  • If you think that Julep is worth their Maven discount rate of $11.20 per bottle, your box is worth $33.60.
  • If you think that Julep is worth the same, ounce per ounce, as Butter London, your box is worth $28.35.
  • If you think that Julep is worth the same, ounce per ounce, as Opi, your box is worth $12.96. Suddenly not such a great deal.

As a brief side note: In a feeble attempt to pretend that their nail polishes are not ludicrously small, Julep makes their bottles tall and skinny. Do you know how easy it is to knock over a tall, skinny nail polish bottle while painting your nails? Well, if you buy Julep, you will find out. I knock over chubby Opi bottles, so Julep is just a disaster waiting to happen.

With those admittedly major caveats stated, it’s time to talk about nail polish!

Julep’s picture, not mine.

The intro boxes are different from the monthly boxes. I think they may re-vamp them every so often, but basically, they are the same month-to-month.

The “It Girl” box contains:

  • Delaunay, a “chili pepper red creme”. I will be frank. This is fantastic nail polish. I needed exactly one coat of this to be completely opaque. I painted my nails five days ago using one coat of this polish, some Opi Fresh Frog of Bel Air on my tips, plus a top coat of Seche Vite and they look so good I am hoping they will make it to Christmas. These nails have made an appearance in my last two blog posts, so you can check ’em out there.
  • Daphne, a “smokey sea-foam green creme”. This is also quite a lovely polish. It took two coats to get to full opacity, which is totally fine, and it looked absolutely flawless after that. It’s got a great vintage vibe to it, like the color was borrowed from an old-school toaster.
  • Otte, a “rich camel neutral creme”. I kind of think that this is an ugly color so I haven’t used it yet. I am trying to convince myself to love neutral nail polishes for professionalism reasons, but so far I just can’t.
  • Two glitters in bright pink and bright blue that I have no interest in whatsoever.

So, overall, the nail polishes themselves are pretty good. Obviously worth the $0.01 I paid for them!

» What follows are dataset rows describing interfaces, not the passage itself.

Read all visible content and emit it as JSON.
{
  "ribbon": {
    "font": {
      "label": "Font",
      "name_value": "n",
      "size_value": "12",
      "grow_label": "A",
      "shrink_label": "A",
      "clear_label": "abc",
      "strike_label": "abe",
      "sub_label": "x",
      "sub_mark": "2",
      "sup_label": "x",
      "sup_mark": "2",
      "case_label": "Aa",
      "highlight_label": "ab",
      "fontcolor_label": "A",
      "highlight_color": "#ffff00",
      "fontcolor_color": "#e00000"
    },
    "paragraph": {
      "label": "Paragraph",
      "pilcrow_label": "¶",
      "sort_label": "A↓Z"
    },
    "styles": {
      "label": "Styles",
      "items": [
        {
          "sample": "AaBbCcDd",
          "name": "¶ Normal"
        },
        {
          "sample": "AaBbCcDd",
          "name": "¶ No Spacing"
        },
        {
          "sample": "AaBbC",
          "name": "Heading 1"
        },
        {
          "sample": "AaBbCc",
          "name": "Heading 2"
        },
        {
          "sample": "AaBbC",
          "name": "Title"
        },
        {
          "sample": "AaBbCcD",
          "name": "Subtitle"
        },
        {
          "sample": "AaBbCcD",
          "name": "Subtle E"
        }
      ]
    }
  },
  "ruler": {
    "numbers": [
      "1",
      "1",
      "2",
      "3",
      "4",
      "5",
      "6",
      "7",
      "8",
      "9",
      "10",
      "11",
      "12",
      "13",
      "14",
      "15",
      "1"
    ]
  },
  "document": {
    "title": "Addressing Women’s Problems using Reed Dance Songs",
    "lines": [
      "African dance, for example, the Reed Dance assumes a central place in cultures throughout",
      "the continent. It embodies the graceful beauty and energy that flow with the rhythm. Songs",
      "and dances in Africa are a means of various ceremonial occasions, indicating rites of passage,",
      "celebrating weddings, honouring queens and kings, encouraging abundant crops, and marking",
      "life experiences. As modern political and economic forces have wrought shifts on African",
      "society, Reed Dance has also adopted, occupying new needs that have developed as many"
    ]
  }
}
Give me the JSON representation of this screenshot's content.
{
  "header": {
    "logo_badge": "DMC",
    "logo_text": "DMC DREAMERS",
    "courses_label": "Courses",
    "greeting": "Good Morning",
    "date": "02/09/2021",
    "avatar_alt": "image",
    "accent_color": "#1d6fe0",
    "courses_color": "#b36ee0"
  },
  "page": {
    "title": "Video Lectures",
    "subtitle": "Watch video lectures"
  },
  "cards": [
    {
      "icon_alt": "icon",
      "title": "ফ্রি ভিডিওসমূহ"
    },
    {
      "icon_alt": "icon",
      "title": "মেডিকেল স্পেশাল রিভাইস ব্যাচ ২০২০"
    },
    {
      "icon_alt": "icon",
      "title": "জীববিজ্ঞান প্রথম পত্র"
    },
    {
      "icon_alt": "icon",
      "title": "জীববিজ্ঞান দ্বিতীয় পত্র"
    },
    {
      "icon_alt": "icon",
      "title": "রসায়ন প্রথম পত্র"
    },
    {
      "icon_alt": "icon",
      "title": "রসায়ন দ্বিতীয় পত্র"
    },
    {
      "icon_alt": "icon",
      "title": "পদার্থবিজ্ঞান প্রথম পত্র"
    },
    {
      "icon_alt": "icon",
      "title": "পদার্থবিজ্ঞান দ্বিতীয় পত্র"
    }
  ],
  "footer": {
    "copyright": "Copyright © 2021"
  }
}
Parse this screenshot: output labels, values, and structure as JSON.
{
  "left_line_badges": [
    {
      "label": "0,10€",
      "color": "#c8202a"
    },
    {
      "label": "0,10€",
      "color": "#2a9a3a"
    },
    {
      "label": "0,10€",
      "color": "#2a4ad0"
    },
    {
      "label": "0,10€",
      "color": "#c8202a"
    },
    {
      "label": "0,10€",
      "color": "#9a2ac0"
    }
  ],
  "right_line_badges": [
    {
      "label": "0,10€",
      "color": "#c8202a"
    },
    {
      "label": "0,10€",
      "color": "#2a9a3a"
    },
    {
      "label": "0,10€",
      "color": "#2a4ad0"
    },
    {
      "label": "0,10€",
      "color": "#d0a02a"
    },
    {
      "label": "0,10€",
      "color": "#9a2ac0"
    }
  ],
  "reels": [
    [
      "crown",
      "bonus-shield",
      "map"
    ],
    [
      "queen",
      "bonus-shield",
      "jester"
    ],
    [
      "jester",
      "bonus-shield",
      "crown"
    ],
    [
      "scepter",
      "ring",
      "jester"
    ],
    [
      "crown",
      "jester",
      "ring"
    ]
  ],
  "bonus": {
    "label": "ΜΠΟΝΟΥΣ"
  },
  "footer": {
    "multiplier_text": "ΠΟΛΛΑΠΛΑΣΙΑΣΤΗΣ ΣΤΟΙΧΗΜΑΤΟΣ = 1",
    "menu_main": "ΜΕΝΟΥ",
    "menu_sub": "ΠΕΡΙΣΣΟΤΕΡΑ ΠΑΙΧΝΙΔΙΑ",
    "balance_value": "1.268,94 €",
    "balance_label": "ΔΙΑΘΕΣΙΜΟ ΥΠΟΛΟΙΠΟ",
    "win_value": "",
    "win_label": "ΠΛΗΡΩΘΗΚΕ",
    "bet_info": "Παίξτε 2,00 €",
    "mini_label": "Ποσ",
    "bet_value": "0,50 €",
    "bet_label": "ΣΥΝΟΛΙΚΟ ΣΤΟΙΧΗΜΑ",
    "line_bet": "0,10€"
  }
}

I have made a few purchases since this intro box, including the Pomegranate Body Creme (which smells great and feels like you are rubbing whipped cream on your belly) and the Pomegranate Body Scrub (which is a great little scrub and I am super into body scrubs in general right now). However, those were hecka Christmas discounted when I bought them and they are back up at full price now. I also bought two New Years Mystery Boxes (now sold out) for $20 each, which won’t be here for a while. My plan is to stay subscribed and skip except when I am truly inspired by the options.

Like Birchbox, Julep does have a points system that you can use to get free nail polish, but the points system doesn’t take purchases into account, just boxes and referrals, so it is not particularly generous. If you are interested in signing up for Julep and want to kindly give me points, you can use my link by clicking here.

Quick concluding statement about value: Arguably, getting three small nail polishes is of higher value than one big one, especially if you are the type to never finish a bottle of nail polish. Also, to clarify, I do think that these are higher quality nail polishes than Opi. Opi, although I love them so, is more amazing for their infinite color options than their impeccable formula.